§ **DATASET RECORDS**:

---

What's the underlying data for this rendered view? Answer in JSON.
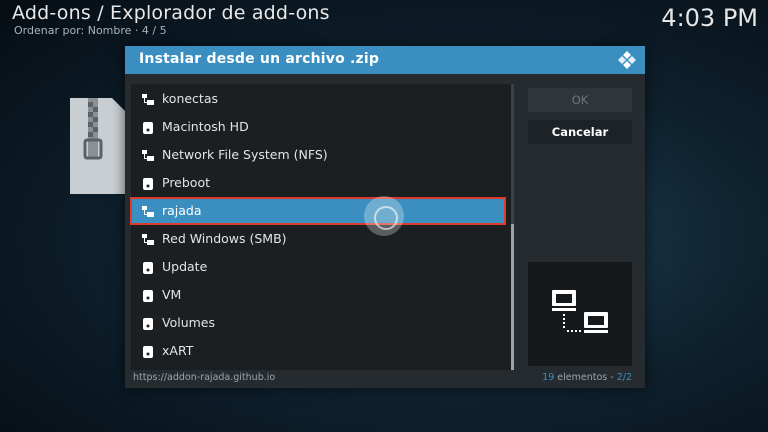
{
  "header": {
    "title": "Add-ons / Explorador de add-ons",
    "subtitle": "Ordenar por: Nombre  ·  4 / 5",
    "clock": "4:03 PM"
  },
  "dialog": {
    "title": "Instalar desde un archivo .zip",
    "items": [
      {
        "label": "konectas",
        "icon": "network-share-icon"
      },
      {
        "label": "Macintosh HD",
        "icon": "drive-icon"
      },
      {
        "label": "Network File System (NFS)",
        "icon": "network-share-icon"
      },
      {
        "label": "Preboot",
        "icon": "drive-icon"
      },
      {
        "label": "rajada",
        "icon": "network-share-icon",
        "selected": true
      },
      {
        "label": "Red Windows (SMB)",
        "icon": "network-share-icon"
      },
      {
        "label": "Update",
        "icon": "drive-icon"
      },
      {
        "label": "VM",
        "icon": "drive-icon"
      },
      {
        "label": "Volumes",
        "icon": "drive-icon"
      },
      {
        "label": "xART",
        "icon": "drive-icon"
      }
    ],
    "ok_label": "OK",
    "cancel_label": "Cancelar",
    "footer_path": "https://addon-rajada.github.io",
    "footer_count": "19",
    "footer_count_suffix": " elementos - ",
    "footer_page": "2/2"
  },
  "colors": {
    "accent": "#3a8fc0",
    "selection_outline": "#e03b2a",
    "dialog_bg": "#262b2f"
  }
}
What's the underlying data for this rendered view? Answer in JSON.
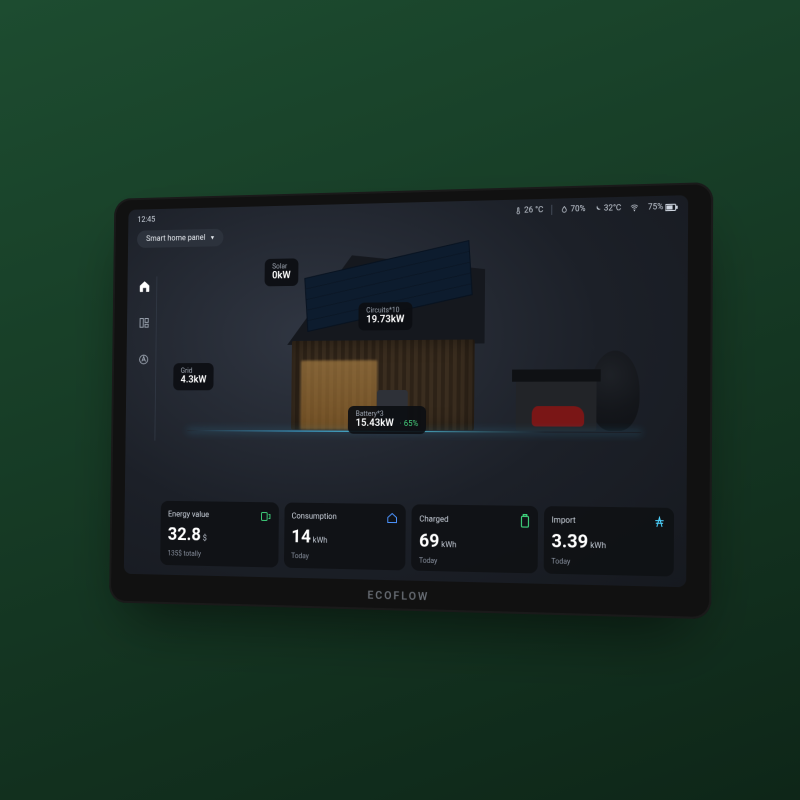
{
  "status": {
    "time": "12:45",
    "weather1_temp": "26 °C",
    "humidity": "70%",
    "weather2_temp": "32°C",
    "battery_pct": "75%"
  },
  "panel_selector": {
    "label": "Smart home panel"
  },
  "nav": {
    "home_icon": "home",
    "grid_icon": "grid",
    "auto_icon": "auto"
  },
  "bubbles": {
    "solar": {
      "label": "Solar",
      "value": "0kW"
    },
    "circuits": {
      "label": "Circuits*10",
      "value": "19.73kW"
    },
    "grid": {
      "label": "Grid",
      "value": "4.3kW"
    },
    "battery": {
      "label": "Battery*3",
      "value": "15.43kW",
      "pct": "65%"
    }
  },
  "cards": {
    "energy": {
      "title": "Energy value",
      "value": "32.8",
      "unit": "$",
      "sub": "135$ totally"
    },
    "consumption": {
      "title": "Consumption",
      "value": "14",
      "unit": "kWh",
      "sub": "Today"
    },
    "charged": {
      "title": "Charged",
      "value": "69",
      "unit": "kWh",
      "sub": "Today"
    },
    "import": {
      "title": "Import",
      "value": "3.39",
      "unit": "kWh",
      "sub": "Today"
    }
  },
  "brand": "ECOFLOW"
}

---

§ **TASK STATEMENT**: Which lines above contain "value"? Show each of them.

§ **OUTPUT FOR THIS TASK**:
      "value": "0kW"
      "value": "19.73kW"
      "value": "4.3kW"
      "value": "15.43kW",
      "title": "Energy value",
      "value": "32.8",
      "value": "14",
      "value": "69",
      "value": "3.39",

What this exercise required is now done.